I wrote a completely different post for today, and agonized over the wisdom of sharing its contents. It wasn’t very positive; it clearly came from the deepest place of my frustration and dismay over how mothers get treated by the world, including often by the people closest to us. It’s at times like these that I realize how much work I still have to do in order to leave my recent pain behind me. “They” say that if mama ain’t happy, ain’t nobody happy, but really if other people are unhappy somehow it all ends up being mama’s fault. Round and round we go.
I made a completely different set of photographs to accompany those other words. The roll of film was almost entirely a failure, mostly because I used the wrong camera for what I had hoped to achieve. That failure made me step back and rethink things. I don’t really like mother’s day, not as a mom; I adore the day as a daughter, and I recognize how much it means to my own mother as well as my own daughter. When I get down to the nitty gritty of why I dislike the day, I feel ashamed.
So what do I like? Being a mother. Of all the vocations I have tried on for size, this one is by far the best, and the hardest, because it engages my entire being and is constantly throwing me curve balls. What began almost 12 years ago as a crazy intense wild fun ride has blossomed into a new dynamic: a young woman coming into her own, finding herself, dealing with her own sets of challenges, navigating life. Our relationship has changed drastically lately, and I find myself with almost as much growing and adjusting to do as she has. 42 years old and trying to figure out a new direction for my life now that most of the time I am about as useful as an old sock.
So I made a new set of photographs, with the “right” camera this time. I made them as I sought to figure out my feelings about the here & now as I experience it. I want to honor my own mother, my grandmothers, all the women whose blood I share who have come before me, I want to honor the potential of motherhood in my own daughter. I want to honor all the women I know who are mothers, and all the mothers I don’t know. We all share a similar journey.
We do what we do out of love. We store up treasures in our hearts, and regularly take hits that break them in two; we bind them back up with hope, and we wait.
I read very recently about how the woman who pushed for Mother’s Day to be an official holiday ended up regretting what it became. To borrow from the email where I read this: “She was successful in her campaign, but in 1923 she filed a lawsuit trying to stop a Mother's Day festival, arguing that she ‘wanted a day of sentiment, not of profit.’” Surely there’s enough pressure surrounding our daily lives without having every shop, radio ad, and TV commercial make you feel like you’re supposed to be doing a lot of getting. I don’t see motherhood as being about what you get; surely it should be more about what you give. I get to be a mom, and (for now) to be with my child on that day; surely that is enough!
I’m looking forward to seeing my own mom this weekend.

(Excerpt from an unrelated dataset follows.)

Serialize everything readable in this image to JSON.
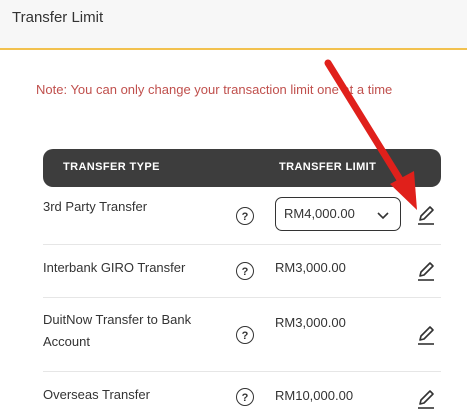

I hope I - we, because her granddaughter is part of this chain too - get to honor her in person for many, many years to come. I hope every mother who reads this knows her value. The world might not acknowledge it much, but those of us who share the road with you lift you up.
All photographs except the last one, Ondu 6x6 camera and Kodak Tri-X . That last one is Hasselblad 500CM